The shape of things to come
Even if you've over-indulged of late, modern shape-wear will ensure you don't feel trussed up like a turkey, says Emma Akbareian
In a scene that now lives in movie infamy, Renée Zellweger as Bridget Jones in the eponymous rom-com, debates her choice of lingerie – tiny knickers or giant hold-you-in granny pants. She chooses the latter and the fashion faux pas is later revealed by the film's lothario, played by Hugh Grant. Bridget and those oversized nude knickers have rather a lot to answer for where the reputation of shape-wear is concerned.
It's no secret that many of us are familiar with shape-wear and increasingly are happy to embrace a helping hand when it comes to tackling unsightly lumps and bumps. This is no surprise given that control-wear has enjoyed something of a sexy makeover in recent years. Back in Bridget's day, the market was dominated by flesh-hued rubbery contraptions best left in the back of the lingerie drawer; nowadays it's all about Fifties-inspired long-line bras and high-waisted knickers with more than a passing reference to vintage-style pin-ups.
Getting on board with the resurgence in shape-wear, French lingerie brand Scandale, first established in the 1930s, re-launched earlier this year with a range of vintage-inspired pieces entirely devoted to the cause of enhancing the female shape.
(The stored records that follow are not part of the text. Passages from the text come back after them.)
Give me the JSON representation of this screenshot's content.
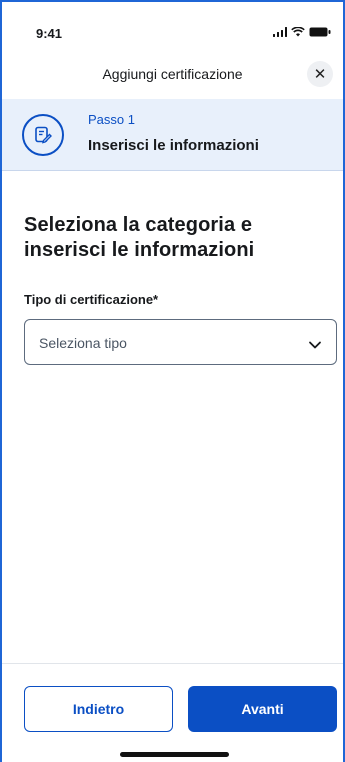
{
  "status_bar": {
    "time": "9:41"
  },
  "header": {
    "title": "Aggiungi certificazione",
    "close_glyph": "✕"
  },
  "step": {
    "number_label": "Passo 1",
    "title": "Inserisci le informazioni",
    "icon": "document-edit-icon"
  },
  "main": {
    "heading": "Seleziona la categoria e inserisci le informazioni",
    "field_label": "Tipo di certificazione*",
    "select_placeholder": "Seleziona tipo"
  },
  "footer": {
    "back_label": "Indietro",
    "next_label": "Avanti"
  },
  "colors": {
    "primary": "#0b4fc4",
    "step_bg": "#e8f0fb",
    "frame_border": "#1f66d6"
  }
}
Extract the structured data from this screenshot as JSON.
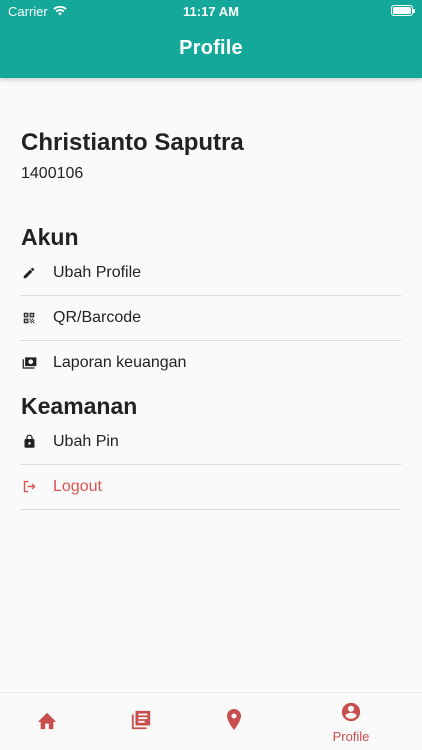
{
  "status_bar": {
    "carrier": "Carrier",
    "time": "11:17 AM"
  },
  "app_bar": {
    "title": "Profile"
  },
  "user": {
    "name": "Christianto Saputra",
    "id": "1400106"
  },
  "sections": {
    "account": {
      "title": "Akun",
      "items": [
        {
          "label": "Ubah Profile",
          "icon": "pencil-icon"
        },
        {
          "label": "QR/Barcode",
          "icon": "qr-code-icon"
        },
        {
          "label": "Laporan keuangan",
          "icon": "money-report-icon"
        }
      ]
    },
    "security": {
      "title": "Keamanan",
      "items": [
        {
          "label": "Ubah Pin",
          "icon": "lock-icon"
        },
        {
          "label": "Logout",
          "icon": "logout-icon"
        }
      ]
    }
  },
  "bottom_nav": {
    "items": [
      {
        "icon": "home-icon",
        "label": ""
      },
      {
        "icon": "news-icon",
        "label": ""
      },
      {
        "icon": "location-pin-icon",
        "label": ""
      },
      {
        "icon": "profile-icon",
        "label": "Profile"
      }
    ],
    "active_index": 3
  },
  "colors": {
    "primary": "#13a89a",
    "accent_red": "#c94f4f",
    "logout_red": "#d9534f",
    "text": "#222222",
    "background": "#fafafa"
  }
}
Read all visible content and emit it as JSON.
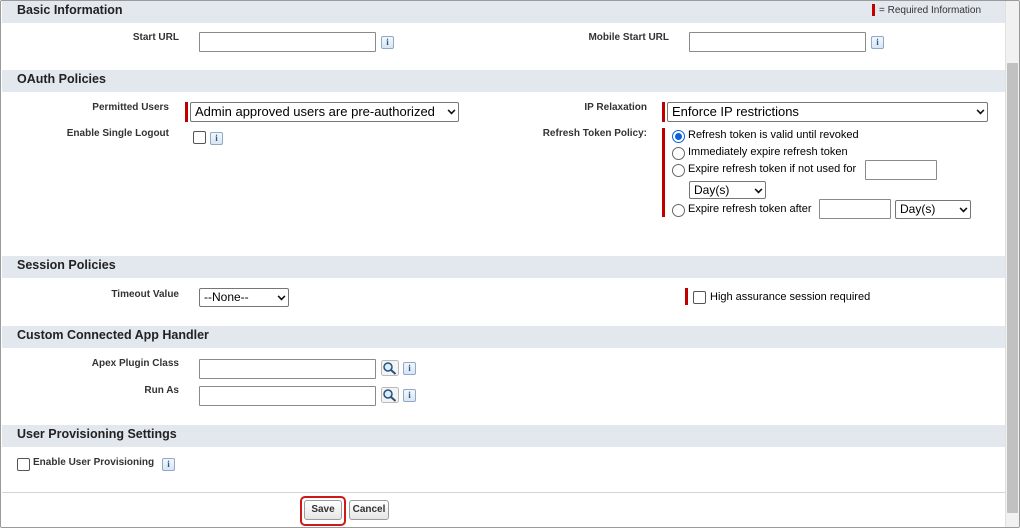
{
  "basic_info": {
    "title": "Basic Information",
    "required_legend": "= Required Information",
    "start_url_label": "Start URL",
    "start_url_value": "",
    "mobile_start_url_label": "Mobile Start URL",
    "mobile_start_url_value": ""
  },
  "oauth": {
    "title": "OAuth Policies",
    "permitted_users_label": "Permitted Users",
    "permitted_users_value": "Admin approved users are pre-authorized",
    "ip_relaxation_label": "IP Relaxation",
    "ip_relaxation_value": "Enforce IP restrictions",
    "single_logout_label": "Enable Single Logout",
    "refresh_policy_label": "Refresh Token Policy:",
    "refresh_options": [
      "Refresh token is valid until revoked",
      "Immediately expire refresh token",
      "Expire refresh token if not used for",
      "Expire refresh token after"
    ],
    "selected_option": 0,
    "unused_unit": "Day(s)",
    "after_unit": "Day(s)"
  },
  "session": {
    "title": "Session Policies",
    "timeout_label": "Timeout Value",
    "timeout_value": "--None--",
    "high_assurance_label": "High assurance session required"
  },
  "handler": {
    "title": "Custom Connected App Handler",
    "apex_label": "Apex Plugin Class",
    "run_as_label": "Run As"
  },
  "provisioning": {
    "title": "User Provisioning Settings",
    "enable_label": "Enable User Provisioning"
  },
  "buttons": {
    "save": "Save",
    "cancel": "Cancel"
  },
  "icons": {
    "info": "info-icon",
    "lookup": "lookup-magnifier-icon"
  },
  "colors": {
    "section_bg": "#e3e7ee",
    "required": "#c00000",
    "radio_accent": "#0a63d8",
    "focus": "#d01818"
  }
}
The high street is also faring rather well in the great granny-pants revolution, most notably at Marks and Spencer, of course, where beautiful shape-wear has become something of a speciality with the sell-out success of the Waist Sculpt range and more recently a dedicated collection designed by Colette Dinnigan. Topshop too is getting in on the act for its younger customers who feel a bit of under-pinning is needed when approaching its skimpier offerings.
Forget outdated notions of control pants so tight you can barely breath, 21st-century design techniques are utilised to the advantage of the wearer. Shape-wear is no longer something to be ashamed of, not only is this lingerie fit to be seen, it's made to show-off.